* Blood in your stool
* Unexplained weight loss
* Diarrhea that causes you to wake up at night
* Constipation, diarrhea, abdominal pain or any combination of the three so severe that you can't work for several days or engage in social activities
Sample a supplement. The downside of fiber-filled foods is that while you're incorporating them into your diet, they can make you feel really bloated and gassy. If you're not used to a lot of fiber, women doctors suggest that you try a natural fiber supplement, such as Fibercon, Metamucil or Citrucel. Of these, Citrucel usually leads to the least gas formation, says Dr. Hambrick.
Supplements soften hard, dry stools and bulk up watery, loose stools, so they are effective whether your chief complaint is constipation or diarrhea.
Supplements are available in supermarkets and drugstores in granular or wafer form, so you can choose the type most palatable to you. They all require drinking extra fluid throughout the day, however, for them to function properly. A good way to do this is to drink something every other hour, suggests Dr. Hambrick.
Pick up some pectin. Pectin, another source of high fiber, is found in fruits such as papayas, oranges and grapefruit or in apple pectin--a granular natural supplement found in most health food stores, says Dr. Wolf. You can sprinkle apple pectin on your food or dissolve it in liquid.
Order water--and make it a double. "Water helps food move through your system smoothly and bulks up your stool," says Dr. Wolf. Try to down six to eight eight-ounce glasses a day.
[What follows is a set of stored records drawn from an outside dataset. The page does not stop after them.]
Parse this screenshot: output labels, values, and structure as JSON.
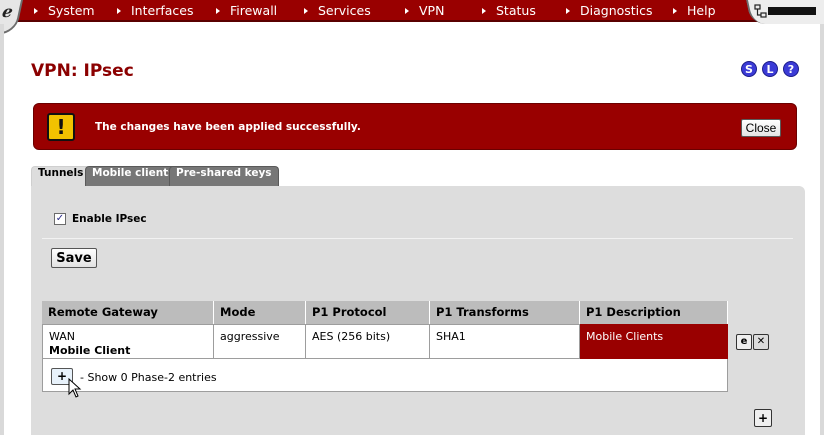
{
  "nav": {
    "logo_char": "e",
    "items": [
      {
        "label": "System"
      },
      {
        "label": "Interfaces"
      },
      {
        "label": "Firewall"
      },
      {
        "label": "Services"
      },
      {
        "label": "VPN"
      },
      {
        "label": "Status"
      },
      {
        "label": "Diagnostics"
      },
      {
        "label": "Help"
      }
    ]
  },
  "page": {
    "title": "VPN: IPsec",
    "help_icons": [
      {
        "label": "S",
        "icon": "status-icon"
      },
      {
        "label": "L",
        "icon": "log-icon"
      },
      {
        "label": "?",
        "icon": "help-icon"
      }
    ]
  },
  "alert": {
    "icon": "!",
    "message": "The changes have been applied successfully.",
    "close_label": "Close"
  },
  "tabs": [
    {
      "label": "Tunnels",
      "active": true
    },
    {
      "label": "Mobile clients",
      "active": false
    },
    {
      "label": "Pre-shared keys",
      "active": false
    }
  ],
  "settings": {
    "enable_label": "Enable IPsec",
    "enable_checked": true,
    "save_label": "Save"
  },
  "table": {
    "headers": [
      "Remote Gateway",
      "Mode",
      "P1 Protocol",
      "P1 Transforms",
      "P1 Description"
    ],
    "rows": [
      {
        "remote_gateway": "WAN",
        "remote_gateway_line2": "Mobile Client",
        "mode": "aggressive",
        "p1_protocol": "AES (256 bits)",
        "p1_transforms": "SHA1",
        "p1_description": "Mobile Clients"
      }
    ],
    "phase2_add": "+",
    "phase2_text": "- Show 0 Phase-2 entries"
  },
  "colors": {
    "brand": "#990000",
    "panel": "#dddddd",
    "header": "#bcbcbc"
  }
}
Decaffeinate your life. "Caffeine is a major bowel stimulant; it makes material move through the bowel too soon," says Dr. Hambrick. But just cutting out coffee isn't enough. Chocolate, tea and soda also contain caffeine, so eliminate them from your diet, too.
Keep a diet diary. If you can't figure out what specific foods bother you, keep a diary to track your symptoms. One caveat: "The food that you just ate might not be causing your symptoms," says Dr Wolf. Delayed reactions to certain foods may kick in hours after you eat, so even a diary isn't foolproof. But it can provide useful clues.
Steer clear of wheat and dairy products. Many people with IBS are sensitive to wheat as well as milk and milk products, says Dr. Wolf. If you have this sensitivity and eat prepared foods, you may not realize that wheat or dairy products are among the ingredients unless you read the label. So read before you ingest. (For practical ways to cope with lactose intolerance, which can contribute to IBS, see page 336.)
Eat at home. For some, dining out is often a culprit regardless of what they eat, says Sheila Crowe, M.D., gastroenterologist and assistant professor of medicine in the Department of Internal Medicine in the Division of Gastroenterology at the University of Texas Medical Branch at Galveston. Even in the nicest, cleanest restaurants, people with IBS sometimes find that a lovely meal leads to problems. The reaction may be caused by rich or spicy foods or food additives.
Shake your bootie. "Exercise contributes mightily to the normal function of the colon; it moves things along," says Dr. Hambrick. Do whatever you like--swim, run, walk--any kind of aerobic exercise, at least three times a week, and four or five times if you can.
De-stress. Stress aggravates the symptoms of IBS. To calm down your colon, try to find a relaxation method that works for you, whether it's listening to a relaxation tape, meditating, or just taking time for yourself, says Robyn Karlstadt, M.D., a gastroenterologist at Graduate Hospital in Philadelphia. "Unplug yourself for 20 minutes a day."
One hint: Be a realist, Dr. Karlstadt says. Maybe you can't take time out when the kids get home from school. But what about while they're upstairs doing their homework? Think through all your options.